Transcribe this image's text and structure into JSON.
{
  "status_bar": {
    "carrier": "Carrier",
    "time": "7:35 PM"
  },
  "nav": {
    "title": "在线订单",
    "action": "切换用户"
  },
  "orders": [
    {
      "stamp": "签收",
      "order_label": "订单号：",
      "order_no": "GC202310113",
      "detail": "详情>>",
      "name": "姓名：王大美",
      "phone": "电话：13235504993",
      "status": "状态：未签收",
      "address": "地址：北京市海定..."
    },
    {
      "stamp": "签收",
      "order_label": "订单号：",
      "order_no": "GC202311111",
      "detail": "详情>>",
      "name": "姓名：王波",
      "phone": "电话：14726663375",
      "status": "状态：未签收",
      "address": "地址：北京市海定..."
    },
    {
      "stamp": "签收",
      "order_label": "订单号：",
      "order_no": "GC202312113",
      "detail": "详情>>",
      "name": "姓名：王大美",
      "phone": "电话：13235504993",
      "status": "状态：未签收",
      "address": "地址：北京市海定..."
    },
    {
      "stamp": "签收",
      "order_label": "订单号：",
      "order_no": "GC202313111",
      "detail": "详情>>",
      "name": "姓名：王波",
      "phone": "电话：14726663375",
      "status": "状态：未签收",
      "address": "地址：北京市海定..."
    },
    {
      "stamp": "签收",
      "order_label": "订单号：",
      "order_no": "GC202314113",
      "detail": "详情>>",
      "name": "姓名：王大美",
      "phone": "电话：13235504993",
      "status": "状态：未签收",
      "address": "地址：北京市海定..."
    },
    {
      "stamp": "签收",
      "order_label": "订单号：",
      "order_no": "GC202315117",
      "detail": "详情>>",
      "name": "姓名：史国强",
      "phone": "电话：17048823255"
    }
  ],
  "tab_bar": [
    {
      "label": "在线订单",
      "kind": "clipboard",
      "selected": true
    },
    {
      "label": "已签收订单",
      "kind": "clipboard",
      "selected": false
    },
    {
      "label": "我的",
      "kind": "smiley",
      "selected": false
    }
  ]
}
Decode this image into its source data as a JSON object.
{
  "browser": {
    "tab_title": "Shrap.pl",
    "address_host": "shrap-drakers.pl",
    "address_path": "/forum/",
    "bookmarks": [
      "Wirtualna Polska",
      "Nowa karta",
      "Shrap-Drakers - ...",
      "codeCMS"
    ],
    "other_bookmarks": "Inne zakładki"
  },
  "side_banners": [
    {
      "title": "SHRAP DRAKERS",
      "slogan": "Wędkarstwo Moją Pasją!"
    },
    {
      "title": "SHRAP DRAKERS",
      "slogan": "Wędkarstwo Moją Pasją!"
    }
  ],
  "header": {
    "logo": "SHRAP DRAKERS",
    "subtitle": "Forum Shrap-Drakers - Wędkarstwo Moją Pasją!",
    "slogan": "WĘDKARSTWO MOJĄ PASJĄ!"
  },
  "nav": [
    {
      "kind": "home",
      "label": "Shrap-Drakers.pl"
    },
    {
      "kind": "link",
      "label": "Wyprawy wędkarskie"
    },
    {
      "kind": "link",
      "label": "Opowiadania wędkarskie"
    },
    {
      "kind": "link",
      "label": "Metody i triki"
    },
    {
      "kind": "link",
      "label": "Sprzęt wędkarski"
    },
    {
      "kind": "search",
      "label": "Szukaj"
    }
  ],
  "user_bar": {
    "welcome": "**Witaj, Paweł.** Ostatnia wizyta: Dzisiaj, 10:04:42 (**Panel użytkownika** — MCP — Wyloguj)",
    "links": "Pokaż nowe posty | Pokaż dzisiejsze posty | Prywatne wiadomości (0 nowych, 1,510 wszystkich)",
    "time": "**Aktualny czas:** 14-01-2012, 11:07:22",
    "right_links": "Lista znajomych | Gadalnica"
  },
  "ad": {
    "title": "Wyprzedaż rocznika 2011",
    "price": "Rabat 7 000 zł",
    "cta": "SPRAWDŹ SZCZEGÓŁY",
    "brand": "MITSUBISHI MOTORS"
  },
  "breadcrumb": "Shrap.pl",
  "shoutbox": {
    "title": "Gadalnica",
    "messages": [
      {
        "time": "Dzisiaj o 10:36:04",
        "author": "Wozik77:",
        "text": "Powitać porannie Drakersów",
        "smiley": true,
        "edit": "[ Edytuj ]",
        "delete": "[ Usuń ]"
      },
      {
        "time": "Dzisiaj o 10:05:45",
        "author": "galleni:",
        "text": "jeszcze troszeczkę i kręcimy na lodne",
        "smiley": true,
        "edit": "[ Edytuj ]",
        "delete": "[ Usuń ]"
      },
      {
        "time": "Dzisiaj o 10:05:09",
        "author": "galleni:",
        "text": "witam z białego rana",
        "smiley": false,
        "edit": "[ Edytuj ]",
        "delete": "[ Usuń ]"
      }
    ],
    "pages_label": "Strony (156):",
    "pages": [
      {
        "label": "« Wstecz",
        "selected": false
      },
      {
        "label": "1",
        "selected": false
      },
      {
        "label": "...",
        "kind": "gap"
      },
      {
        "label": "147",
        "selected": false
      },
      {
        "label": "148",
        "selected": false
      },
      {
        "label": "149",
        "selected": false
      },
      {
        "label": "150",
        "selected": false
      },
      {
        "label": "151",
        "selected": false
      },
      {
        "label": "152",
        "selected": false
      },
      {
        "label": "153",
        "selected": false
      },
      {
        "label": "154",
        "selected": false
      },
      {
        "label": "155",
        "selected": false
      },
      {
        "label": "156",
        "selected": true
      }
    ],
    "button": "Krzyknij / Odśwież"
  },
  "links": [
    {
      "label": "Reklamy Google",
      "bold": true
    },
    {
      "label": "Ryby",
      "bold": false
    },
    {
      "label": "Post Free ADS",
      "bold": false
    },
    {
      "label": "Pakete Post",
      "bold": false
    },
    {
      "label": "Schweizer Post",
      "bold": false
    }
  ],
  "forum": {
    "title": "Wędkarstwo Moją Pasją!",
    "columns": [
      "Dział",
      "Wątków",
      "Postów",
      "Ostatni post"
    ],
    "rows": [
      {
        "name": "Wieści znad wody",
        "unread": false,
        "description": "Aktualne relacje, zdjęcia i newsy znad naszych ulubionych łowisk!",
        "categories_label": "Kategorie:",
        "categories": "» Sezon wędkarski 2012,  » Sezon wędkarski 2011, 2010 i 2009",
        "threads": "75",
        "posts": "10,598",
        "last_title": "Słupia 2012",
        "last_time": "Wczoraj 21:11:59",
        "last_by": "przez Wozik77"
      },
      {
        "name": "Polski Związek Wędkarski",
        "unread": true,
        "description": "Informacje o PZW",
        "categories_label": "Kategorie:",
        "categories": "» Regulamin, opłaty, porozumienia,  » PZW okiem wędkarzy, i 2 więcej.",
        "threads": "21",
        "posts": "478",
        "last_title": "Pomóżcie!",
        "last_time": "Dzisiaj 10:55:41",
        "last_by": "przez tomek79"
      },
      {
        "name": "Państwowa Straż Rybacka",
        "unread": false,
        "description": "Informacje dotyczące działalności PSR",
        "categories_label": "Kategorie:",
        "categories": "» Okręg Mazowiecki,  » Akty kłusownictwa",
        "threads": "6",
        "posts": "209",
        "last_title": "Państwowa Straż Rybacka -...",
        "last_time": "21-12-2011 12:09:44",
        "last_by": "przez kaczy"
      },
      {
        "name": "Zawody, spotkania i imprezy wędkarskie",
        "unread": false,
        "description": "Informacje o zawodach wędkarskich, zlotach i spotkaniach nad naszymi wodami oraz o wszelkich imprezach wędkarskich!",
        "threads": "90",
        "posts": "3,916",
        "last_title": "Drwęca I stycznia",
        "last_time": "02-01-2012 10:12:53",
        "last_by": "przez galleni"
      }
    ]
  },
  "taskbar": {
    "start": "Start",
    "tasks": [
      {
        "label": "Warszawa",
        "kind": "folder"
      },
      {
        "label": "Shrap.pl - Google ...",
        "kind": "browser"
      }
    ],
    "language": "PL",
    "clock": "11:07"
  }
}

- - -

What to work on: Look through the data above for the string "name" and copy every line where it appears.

Final answer:
      "name": "姓名：王大美",
      "name": "姓名：王波",
      "name": "姓名：王大美",
      "name": "姓名：王波",
      "name": "姓名：王大美",
      "name": "姓名：史国强",
        "name": "Wieści znad wody",
        "name": "Polski Związek Wędkarski",
        "name": "Państwowa Straż Rybacka",
        "name": "Zawody, spotkania i imprezy wędkarskie",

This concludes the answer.